Item #39673 THE FOX WITHOUT A TAIL. A CUNNING FOX HAVING LOST HIS TAIL IN A TRAP TO SAVE HIMSELF FROM RIDICULE CALLED A CONVENTION OF THE OTHER FOXES AND STATED TO THEM THAT HAVEING [sic] FOUND HIS TAIL A GREAT INCUMBRANCE HE HAD CUT IT OFF, AND ADVISED THEM ALL TO DO THE SAME, THE RESULT IS SEEN ABOVE. John L. Magee.

THE FOX WITHOUT A TAIL. A CUNNING FOX HAVING LOST HIS TAIL IN A TRAP TO SAVE HIMSELF FROM RIDICULE CALLED A CONVENTION OF THE OTHER FOXES AND STATED TO THEM THAT HAVEING [sic] FOUND HIS TAIL A GREAT INCUMBRANCE HE HAD CUT IT OFF, AND ADVISED THEM ALL TO DO THE SAME, THE RESULT IS SEEN ABOVE

Philadelphia: Published by J.L. Magee, 22 South Fifth St. [1861]. Lithograph, image oblong 10-1/4" x 14." Elaborately illustrated, cartoon statements by the politicians.
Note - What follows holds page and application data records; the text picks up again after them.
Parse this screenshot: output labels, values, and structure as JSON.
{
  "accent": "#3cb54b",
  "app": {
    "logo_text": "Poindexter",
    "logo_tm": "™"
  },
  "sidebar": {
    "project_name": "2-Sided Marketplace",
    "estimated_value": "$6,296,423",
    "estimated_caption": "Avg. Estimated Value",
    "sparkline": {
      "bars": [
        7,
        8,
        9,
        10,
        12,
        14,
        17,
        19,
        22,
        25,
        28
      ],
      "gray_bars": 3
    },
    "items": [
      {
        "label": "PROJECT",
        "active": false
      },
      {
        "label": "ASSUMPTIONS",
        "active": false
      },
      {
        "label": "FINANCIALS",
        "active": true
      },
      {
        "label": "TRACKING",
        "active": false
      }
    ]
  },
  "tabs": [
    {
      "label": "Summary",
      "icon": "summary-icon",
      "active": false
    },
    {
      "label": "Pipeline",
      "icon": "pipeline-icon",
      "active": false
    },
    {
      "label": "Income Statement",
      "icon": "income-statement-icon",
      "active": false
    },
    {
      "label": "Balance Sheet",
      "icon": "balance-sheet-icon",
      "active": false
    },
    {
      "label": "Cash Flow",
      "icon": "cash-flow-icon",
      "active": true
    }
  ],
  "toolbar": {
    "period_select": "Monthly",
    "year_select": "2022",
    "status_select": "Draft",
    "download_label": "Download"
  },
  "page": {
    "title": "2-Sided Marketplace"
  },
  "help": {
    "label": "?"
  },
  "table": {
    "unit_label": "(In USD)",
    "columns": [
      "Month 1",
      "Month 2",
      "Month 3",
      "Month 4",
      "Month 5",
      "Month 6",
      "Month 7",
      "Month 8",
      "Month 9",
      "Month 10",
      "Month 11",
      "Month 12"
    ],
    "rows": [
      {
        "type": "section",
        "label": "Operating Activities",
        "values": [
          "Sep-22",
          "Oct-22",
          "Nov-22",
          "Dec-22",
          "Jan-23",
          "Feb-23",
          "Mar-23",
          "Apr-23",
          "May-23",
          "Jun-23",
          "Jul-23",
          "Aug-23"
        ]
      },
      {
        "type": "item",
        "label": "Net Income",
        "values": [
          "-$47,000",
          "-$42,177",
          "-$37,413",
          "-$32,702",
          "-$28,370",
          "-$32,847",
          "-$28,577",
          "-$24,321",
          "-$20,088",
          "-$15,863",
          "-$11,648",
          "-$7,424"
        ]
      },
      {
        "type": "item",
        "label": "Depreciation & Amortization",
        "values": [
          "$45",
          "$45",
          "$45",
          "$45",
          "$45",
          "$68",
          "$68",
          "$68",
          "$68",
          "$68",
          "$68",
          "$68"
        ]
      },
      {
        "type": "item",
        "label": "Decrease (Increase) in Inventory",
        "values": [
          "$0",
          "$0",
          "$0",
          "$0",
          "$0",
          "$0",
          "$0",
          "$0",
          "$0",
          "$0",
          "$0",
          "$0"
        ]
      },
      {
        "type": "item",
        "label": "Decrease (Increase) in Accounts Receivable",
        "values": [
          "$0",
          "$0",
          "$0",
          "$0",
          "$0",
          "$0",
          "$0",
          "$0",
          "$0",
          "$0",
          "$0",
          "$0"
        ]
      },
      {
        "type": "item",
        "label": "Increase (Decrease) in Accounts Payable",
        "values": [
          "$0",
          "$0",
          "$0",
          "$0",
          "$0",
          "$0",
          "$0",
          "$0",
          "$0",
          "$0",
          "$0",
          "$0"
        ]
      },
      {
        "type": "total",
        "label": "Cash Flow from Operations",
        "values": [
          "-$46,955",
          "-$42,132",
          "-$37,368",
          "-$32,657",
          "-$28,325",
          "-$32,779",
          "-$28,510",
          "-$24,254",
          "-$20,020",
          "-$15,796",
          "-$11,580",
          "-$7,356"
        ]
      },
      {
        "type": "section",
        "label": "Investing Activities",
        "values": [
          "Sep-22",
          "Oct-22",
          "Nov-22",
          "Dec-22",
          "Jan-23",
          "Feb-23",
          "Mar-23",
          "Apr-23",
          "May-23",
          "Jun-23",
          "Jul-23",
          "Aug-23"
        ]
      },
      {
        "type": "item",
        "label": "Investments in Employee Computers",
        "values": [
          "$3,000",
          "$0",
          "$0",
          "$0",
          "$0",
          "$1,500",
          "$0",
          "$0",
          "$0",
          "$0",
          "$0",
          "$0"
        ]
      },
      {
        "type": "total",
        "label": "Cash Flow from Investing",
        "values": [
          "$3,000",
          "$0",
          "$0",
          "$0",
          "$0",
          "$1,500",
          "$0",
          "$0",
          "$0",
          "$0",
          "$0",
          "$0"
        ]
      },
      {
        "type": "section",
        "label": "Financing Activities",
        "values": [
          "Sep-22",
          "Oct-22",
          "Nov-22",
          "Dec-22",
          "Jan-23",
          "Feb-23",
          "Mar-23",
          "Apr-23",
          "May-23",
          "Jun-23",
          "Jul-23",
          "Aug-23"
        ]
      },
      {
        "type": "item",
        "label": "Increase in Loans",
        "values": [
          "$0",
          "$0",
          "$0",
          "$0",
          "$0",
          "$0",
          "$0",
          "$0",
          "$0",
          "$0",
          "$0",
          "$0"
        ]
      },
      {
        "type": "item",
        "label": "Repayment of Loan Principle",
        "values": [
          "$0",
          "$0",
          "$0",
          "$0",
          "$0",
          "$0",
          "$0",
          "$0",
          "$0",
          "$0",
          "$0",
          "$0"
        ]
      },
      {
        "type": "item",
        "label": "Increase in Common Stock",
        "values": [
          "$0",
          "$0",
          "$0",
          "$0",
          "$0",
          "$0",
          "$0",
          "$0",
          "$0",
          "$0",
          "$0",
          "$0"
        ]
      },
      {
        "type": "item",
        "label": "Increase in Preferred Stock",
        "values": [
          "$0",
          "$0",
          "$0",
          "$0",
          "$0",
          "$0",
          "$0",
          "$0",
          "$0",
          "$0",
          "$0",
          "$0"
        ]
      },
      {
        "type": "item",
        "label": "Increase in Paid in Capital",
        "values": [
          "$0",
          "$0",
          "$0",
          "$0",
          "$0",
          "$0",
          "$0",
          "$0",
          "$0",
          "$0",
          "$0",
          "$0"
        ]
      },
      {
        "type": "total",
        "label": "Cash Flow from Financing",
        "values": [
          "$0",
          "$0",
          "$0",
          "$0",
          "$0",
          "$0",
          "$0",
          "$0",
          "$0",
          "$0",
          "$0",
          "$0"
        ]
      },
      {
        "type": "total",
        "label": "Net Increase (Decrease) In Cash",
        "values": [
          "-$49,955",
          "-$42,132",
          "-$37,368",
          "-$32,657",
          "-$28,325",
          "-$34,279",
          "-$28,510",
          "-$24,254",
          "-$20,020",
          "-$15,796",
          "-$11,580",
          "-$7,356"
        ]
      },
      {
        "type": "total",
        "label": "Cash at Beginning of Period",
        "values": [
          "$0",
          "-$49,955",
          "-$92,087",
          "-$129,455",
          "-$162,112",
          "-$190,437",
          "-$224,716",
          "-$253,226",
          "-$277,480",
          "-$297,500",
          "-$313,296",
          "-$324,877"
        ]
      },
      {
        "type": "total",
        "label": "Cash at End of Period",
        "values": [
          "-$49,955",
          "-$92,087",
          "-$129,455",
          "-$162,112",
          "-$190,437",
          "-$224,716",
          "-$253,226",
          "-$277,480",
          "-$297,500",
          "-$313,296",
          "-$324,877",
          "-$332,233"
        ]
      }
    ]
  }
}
Very Good.

Reilly explains, "A satire on South Carolina's role as instigator of secessionism in the South. The artist may be lampooning the convention of seceded states which assembled at Montgomery, Alabama, on February 4, 1861. The prominent leaders of the Confederate states are portrayed as foxes. The chief fox [the one 'without a tail'] is South Carolina governor Francis Pickens. . . Here he tries to entice the others into giving up their tails as well."
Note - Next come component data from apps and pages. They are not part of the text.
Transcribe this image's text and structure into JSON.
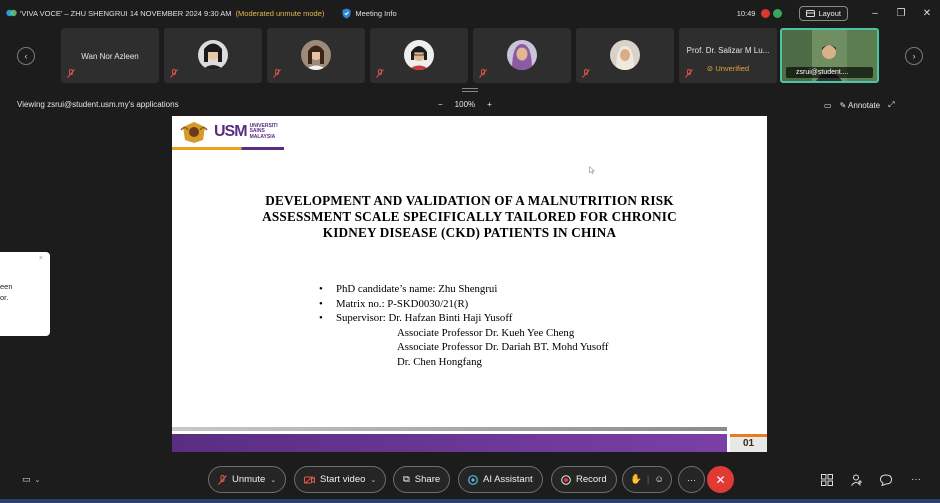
{
  "titlebar": {
    "title": "'VIVA VOCE' – ZHU SHENGRUI 14 NOVEMBER 2024 9:30 AM",
    "moderated": "(Moderated unmute mode)",
    "meeting_info": "Meeting Info",
    "time": "10:49",
    "layout_label": "Layout",
    "colors": {
      "accent_warning": "#e5b94f",
      "record_dot": "#d9392e",
      "live_dot": "#3aa55d"
    }
  },
  "participants": [
    {
      "name": "Wan Nor Azleen",
      "has_video": false
    },
    {
      "name": "",
      "has_video": true
    },
    {
      "name": "",
      "has_video": true
    },
    {
      "name": "",
      "has_video": true
    },
    {
      "name": "",
      "has_video": true
    },
    {
      "name": "",
      "has_video": true
    },
    {
      "name": "Prof. Dr. Salizar M Lu...",
      "status": "Unverified",
      "has_video": false
    },
    {
      "name": "zsrui@student....",
      "self": true,
      "has_video": true
    }
  ],
  "share_bar": {
    "viewing": "Viewing zsrui@student.usm.my's applications",
    "zoom_minus": "−",
    "zoom": "100%",
    "zoom_plus": "+",
    "annotate": "Annotate"
  },
  "slide": {
    "logo_word": "USM",
    "logo_sub1": "UNIVERSITI",
    "logo_sub2": "SAINS",
    "logo_sub3": "MALAYSIA",
    "title_line1": "DEVELOPMENT AND VALIDATION OF A MALNUTRITION RISK",
    "title_line2": "ASSESSMENT SCALE SPECIFICALLY TAILORED FOR CHRONIC",
    "title_line3": "KIDNEY DISEASE (CKD) PATIENTS IN CHINA",
    "bullet_char": "•",
    "bullets": [
      "PhD candidate’s name: Zhu Shengrui",
      "Matrix no.: P-SKD0030/21(R)",
      "Supervisor: Dr. Hafzan Binti Haji Yusoff"
    ],
    "supervisors_cont": [
      "Associate Professor Dr. Kueh Yee Cheng",
      "Associate Professor Dr. Dariah BT. Mohd Yusoff",
      "Dr. Chen Hongfang"
    ],
    "page_number": "01"
  },
  "toast": {
    "line1": "een",
    "line2": "or.",
    "close": "×"
  },
  "controls": {
    "unmute": "Unmute",
    "start_video": "Start video",
    "share": "Share",
    "ai_assistant": "AI Assistant",
    "record": "Record",
    "more": "···",
    "end": "✕"
  }
}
Pickens stands "on a pedestal supported on the back of a crouching black man, Pickens holds aloft a document 'Secession'." Jefferson Davis, holding a large ax, is present, along with the foxes 'Florida,' 'Texas,' and other seceded states. Toombs, Jacob Thompson, and representations of other players are also present.
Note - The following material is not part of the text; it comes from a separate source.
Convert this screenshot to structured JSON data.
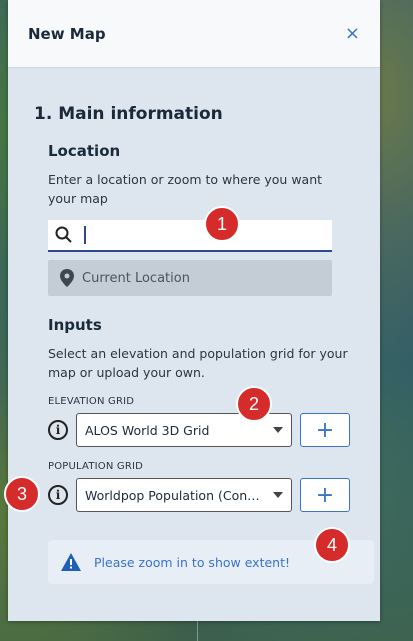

From Cornell's description: "By the time Lincoln took office in April of 1861, seven states had already seceded from the Union in protest. This secession cartoon depicts the elected representatives of those seven Confederate states, and compares their situation to Aesop's fable 'The Fox Without a Tail.' In that fable, a cunning fox, having lost his tail in a trap, seeks to save himself from ridicule by convincing his fellow foxes to follow suit by cutting off their tails, claiming that he had found his own to be a great encumbrance."
Reilly 1861-8. Weitenkampf 126. OCLC 299946682 [1- DLC], 1136529847 [1- AAS], as of November 2023. Cornell also has a copy. Item #39673

Price: $2,000.00